October edition of 'The Relevant University' to look at patient safety | UToledo News







October edition of ‘The Relevant University’ to look at patient safety

On Aug. 10 of this year, an incident took place at The University of Toledo Medical Center that rendered a kidney designated for transplant unusable.

Since then, in-depth analysis has taken place to better understand what happened and how to ensure that a similar situation never occurs again.

Now the University is sharing its experience on the latest episode of “The Relevant University,” which will air Tuesday, Oct. 23, at 7 p.m. on AM 760 WJR.

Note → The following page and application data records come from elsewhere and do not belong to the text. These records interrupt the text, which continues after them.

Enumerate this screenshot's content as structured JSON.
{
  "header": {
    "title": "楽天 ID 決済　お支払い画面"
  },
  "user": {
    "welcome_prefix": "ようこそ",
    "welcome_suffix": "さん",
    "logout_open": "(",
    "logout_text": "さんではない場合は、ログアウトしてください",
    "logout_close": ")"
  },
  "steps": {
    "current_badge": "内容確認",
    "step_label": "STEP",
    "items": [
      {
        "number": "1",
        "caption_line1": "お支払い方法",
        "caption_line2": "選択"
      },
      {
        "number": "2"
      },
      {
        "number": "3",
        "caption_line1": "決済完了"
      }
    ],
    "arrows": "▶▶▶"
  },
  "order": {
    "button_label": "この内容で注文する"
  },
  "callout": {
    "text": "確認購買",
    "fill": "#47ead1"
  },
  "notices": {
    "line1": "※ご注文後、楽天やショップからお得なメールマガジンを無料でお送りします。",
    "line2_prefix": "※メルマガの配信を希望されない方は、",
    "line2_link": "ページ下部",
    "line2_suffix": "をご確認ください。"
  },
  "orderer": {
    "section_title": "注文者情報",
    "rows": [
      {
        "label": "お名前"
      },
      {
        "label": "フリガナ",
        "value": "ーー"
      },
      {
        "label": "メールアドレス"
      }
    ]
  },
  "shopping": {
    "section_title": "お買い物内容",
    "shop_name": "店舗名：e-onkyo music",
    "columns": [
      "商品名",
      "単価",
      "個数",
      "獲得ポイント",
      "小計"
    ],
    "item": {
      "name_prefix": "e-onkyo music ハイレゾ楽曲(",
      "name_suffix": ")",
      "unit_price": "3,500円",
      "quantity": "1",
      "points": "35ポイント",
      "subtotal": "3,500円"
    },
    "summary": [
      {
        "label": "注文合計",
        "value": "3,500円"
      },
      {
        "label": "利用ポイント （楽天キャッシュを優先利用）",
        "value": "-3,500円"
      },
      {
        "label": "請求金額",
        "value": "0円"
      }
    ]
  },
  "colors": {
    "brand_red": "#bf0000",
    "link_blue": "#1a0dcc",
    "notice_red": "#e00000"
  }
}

The program will focus on how this incident already has made UTMC better, how understanding how human errors occur has become a critical component of national patient safety initiatives, and how this understanding benefits the next generation of health-care professionals.

Guests include:

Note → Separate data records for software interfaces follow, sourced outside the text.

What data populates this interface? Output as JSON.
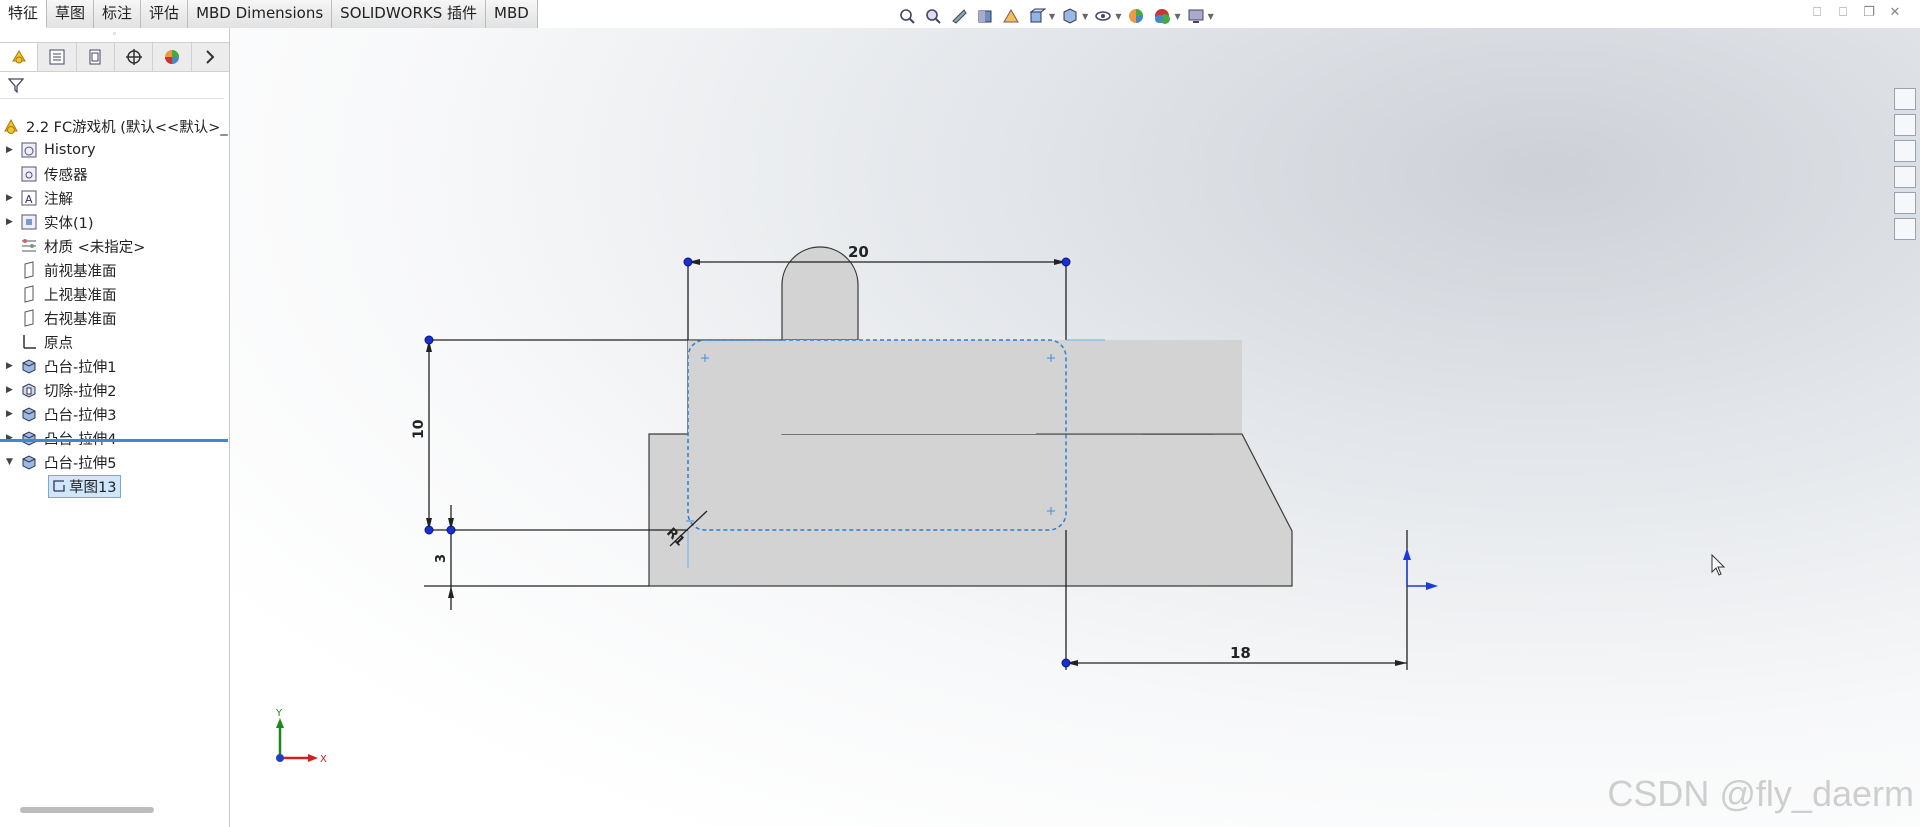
{
  "command_tabs": [
    "特征",
    "草图",
    "标注",
    "评估",
    "MBD Dimensions",
    "SOLIDWORKS 插件",
    "MBD"
  ],
  "panel": {
    "root_label": "2.2 FC游戏机 (默认<<默认>_",
    "tree": [
      {
        "label": "History",
        "expandable": true,
        "icon": "history-icon"
      },
      {
        "label": "传感器",
        "expandable": false,
        "icon": "sensor-icon"
      },
      {
        "label": "注解",
        "expandable": true,
        "icon": "annotation-icon"
      },
      {
        "label": "实体(1)",
        "expandable": true,
        "icon": "solid-body-icon"
      },
      {
        "label": "材质 <未指定>",
        "expandable": false,
        "icon": "material-icon"
      },
      {
        "label": "前视基准面",
        "expandable": false,
        "icon": "plane-icon"
      },
      {
        "label": "上视基准面",
        "expandable": false,
        "icon": "plane-icon"
      },
      {
        "label": "右视基准面",
        "expandable": false,
        "icon": "plane-icon"
      },
      {
        "label": "原点",
        "expandable": false,
        "icon": "origin-icon"
      },
      {
        "label": "凸台-拉伸1",
        "expandable": true,
        "icon": "boss-extrude-icon"
      },
      {
        "label": "切除-拉伸2",
        "expandable": true,
        "icon": "cut-extrude-icon"
      },
      {
        "label": "凸台-拉伸3",
        "expandable": true,
        "icon": "boss-extrude-icon"
      },
      {
        "label": "凸台-拉伸4",
        "expandable": true,
        "icon": "boss-extrude-icon"
      },
      {
        "label": "凸台-拉伸5",
        "expandable": true,
        "expanded": true,
        "icon": "boss-extrude-icon"
      }
    ],
    "selected_child": "草图13"
  },
  "dimensions": {
    "top": "20",
    "left": "10",
    "bottom_left": "3",
    "right": "18",
    "fillet": "R1"
  },
  "triad": {
    "x": "X",
    "y": "Y"
  },
  "watermark": "CSDN @fly_daerm"
}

• Dr. Lloyd Jacobs, president of The University of Toledo;

• Dr. Joanne Conroy, chief health-care officer from the Association of American Medical Colleges;

• John Nance, author of Charting the Course and Why Hospitals Should Fly; and

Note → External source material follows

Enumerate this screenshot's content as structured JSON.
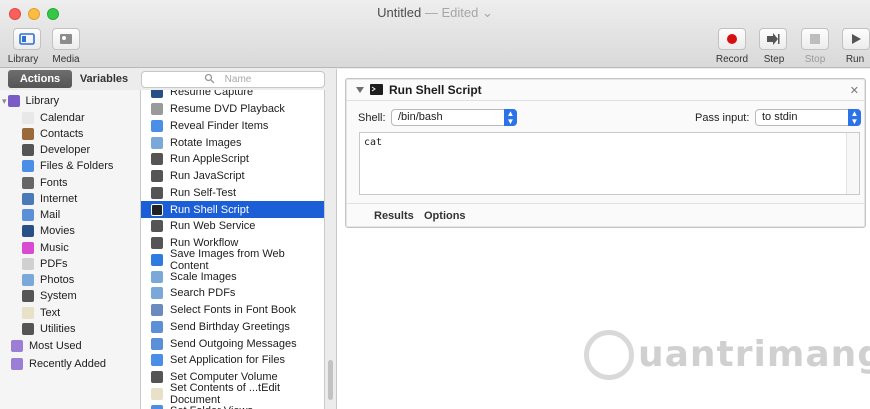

• Kevin Sack, a New York Times reporter who has written extensively about political and social issues surrounding transplantation.

The show also can be heard in its entirety at utoledo.edu/therelevantuniversity.

One response to “October edition of ‘The Relevant University’ to look at patient safety”

  1. Ernest Dubrul says:

    UT and President Jacobs can continually push the PR about the UTMC hospital. But until UT decides to have true transparency, the kind advocated by Dr. Marty Makary in his recent book, Unaccountable: What Hospitals Won’t Tell You and How Transparency Can Revolutionize Health Care, it will be nothing but words, words, words. All the “We’re #!” ads in the world can’t hide the fact that anything other than full transparency is a sham.

    Absent the revolutionary yet well-deserved transparency Makary encourages, a transparency the lists success rates and failure rates of all UTMC units AND physicians, I’ll be going elsewhere than UTMC Hospital for any medical needs, and I should not be the only one.